Roger Cohen writes opinion for the NYTimes, is a naturalized American citizen raised in Britain, and in his own words “a Jew, the son of South African immigrants.”
Cohen writes about another naturalized American, Fiona Hill, who emigrated from County Durham in northern England. Her father was a coal miner from age 14.
American possibility contrasted for Hill with British prejudice. A “very distinctive working-class accent” would have “impeded my professional advancement” in the England of the 1980s and ’90s, she told the House Intelligence Committee. That same accent cut through bloviating Republicans like a knife.
(Roger Cohen, “Fiona Hill and the American Idea,” NYTimes, 11-22-19)
Fiona Hill’s mention of how her accent would have held her back in England triggered memory of a remark by Dr. Katherine Kennedy Carmichael (1912 – 1982), the first dean of women at the University of North Carolina – Chapel Hill.

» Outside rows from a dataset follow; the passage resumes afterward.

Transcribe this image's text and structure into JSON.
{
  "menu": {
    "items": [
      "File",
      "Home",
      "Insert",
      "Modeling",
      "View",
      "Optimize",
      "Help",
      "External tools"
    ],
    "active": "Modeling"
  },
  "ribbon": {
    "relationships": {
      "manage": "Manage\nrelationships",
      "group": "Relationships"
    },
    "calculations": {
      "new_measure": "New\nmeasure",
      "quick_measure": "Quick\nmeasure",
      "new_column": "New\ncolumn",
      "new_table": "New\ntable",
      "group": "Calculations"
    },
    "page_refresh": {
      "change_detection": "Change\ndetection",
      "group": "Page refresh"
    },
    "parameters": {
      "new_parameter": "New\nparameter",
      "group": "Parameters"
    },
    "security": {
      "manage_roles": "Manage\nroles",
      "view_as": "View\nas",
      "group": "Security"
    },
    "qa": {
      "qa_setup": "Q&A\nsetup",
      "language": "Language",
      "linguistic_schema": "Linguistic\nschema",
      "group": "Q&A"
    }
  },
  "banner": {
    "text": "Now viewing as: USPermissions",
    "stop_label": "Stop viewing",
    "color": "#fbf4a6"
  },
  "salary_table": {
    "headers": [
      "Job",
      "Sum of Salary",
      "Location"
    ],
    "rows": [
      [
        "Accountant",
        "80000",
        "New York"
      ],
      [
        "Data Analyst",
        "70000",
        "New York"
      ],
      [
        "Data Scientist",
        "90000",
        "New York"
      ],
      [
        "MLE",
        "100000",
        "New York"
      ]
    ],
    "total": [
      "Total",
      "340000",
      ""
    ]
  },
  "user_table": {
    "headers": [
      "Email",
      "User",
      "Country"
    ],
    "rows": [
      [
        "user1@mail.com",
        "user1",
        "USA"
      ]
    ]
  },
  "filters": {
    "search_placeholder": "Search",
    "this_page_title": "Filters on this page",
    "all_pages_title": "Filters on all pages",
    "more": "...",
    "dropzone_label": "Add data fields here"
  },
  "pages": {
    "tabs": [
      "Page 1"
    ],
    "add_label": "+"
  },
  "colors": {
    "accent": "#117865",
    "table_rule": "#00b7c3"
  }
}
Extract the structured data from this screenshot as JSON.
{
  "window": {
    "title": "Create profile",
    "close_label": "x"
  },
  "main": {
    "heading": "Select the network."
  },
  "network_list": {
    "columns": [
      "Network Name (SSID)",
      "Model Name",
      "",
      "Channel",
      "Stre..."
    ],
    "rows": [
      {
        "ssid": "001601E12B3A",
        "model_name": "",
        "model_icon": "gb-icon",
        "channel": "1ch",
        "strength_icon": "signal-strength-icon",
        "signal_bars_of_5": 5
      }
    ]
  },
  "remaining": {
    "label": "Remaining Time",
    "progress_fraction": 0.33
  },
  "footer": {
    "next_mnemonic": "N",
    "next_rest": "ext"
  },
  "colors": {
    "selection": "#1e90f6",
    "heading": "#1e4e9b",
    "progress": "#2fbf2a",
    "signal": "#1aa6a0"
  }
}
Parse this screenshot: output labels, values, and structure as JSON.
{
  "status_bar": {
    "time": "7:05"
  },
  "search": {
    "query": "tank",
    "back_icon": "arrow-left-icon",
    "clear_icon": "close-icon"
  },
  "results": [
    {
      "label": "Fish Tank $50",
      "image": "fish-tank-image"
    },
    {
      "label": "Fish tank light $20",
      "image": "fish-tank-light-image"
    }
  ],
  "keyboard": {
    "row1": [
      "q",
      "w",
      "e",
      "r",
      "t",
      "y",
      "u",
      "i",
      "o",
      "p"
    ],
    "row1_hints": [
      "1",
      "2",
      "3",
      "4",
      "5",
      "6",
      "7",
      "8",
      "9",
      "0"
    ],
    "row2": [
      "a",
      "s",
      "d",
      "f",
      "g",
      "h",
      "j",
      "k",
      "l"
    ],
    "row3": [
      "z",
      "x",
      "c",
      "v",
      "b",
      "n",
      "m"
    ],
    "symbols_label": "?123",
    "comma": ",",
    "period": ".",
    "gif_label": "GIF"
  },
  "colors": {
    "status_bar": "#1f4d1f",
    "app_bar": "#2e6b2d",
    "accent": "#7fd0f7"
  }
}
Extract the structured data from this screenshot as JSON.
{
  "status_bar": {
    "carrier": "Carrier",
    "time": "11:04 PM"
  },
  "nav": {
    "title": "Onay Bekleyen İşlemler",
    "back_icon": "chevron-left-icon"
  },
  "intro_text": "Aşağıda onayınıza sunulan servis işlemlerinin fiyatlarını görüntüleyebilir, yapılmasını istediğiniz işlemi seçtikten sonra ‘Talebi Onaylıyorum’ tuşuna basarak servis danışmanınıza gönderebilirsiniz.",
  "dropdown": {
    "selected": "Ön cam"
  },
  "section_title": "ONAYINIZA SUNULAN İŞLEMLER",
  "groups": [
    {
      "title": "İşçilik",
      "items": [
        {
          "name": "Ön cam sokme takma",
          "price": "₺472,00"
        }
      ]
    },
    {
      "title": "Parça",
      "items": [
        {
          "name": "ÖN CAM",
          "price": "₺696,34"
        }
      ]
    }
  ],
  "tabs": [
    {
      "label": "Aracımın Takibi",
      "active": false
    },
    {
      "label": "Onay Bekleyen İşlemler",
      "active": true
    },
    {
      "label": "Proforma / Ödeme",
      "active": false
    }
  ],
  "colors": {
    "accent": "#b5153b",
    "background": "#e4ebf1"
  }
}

In her distinguished drawl she quipped with twinkling eyes to a gaggle of language students, “All my life people have listened less to what I say and more to how I say it.”
(c) 2019 JMN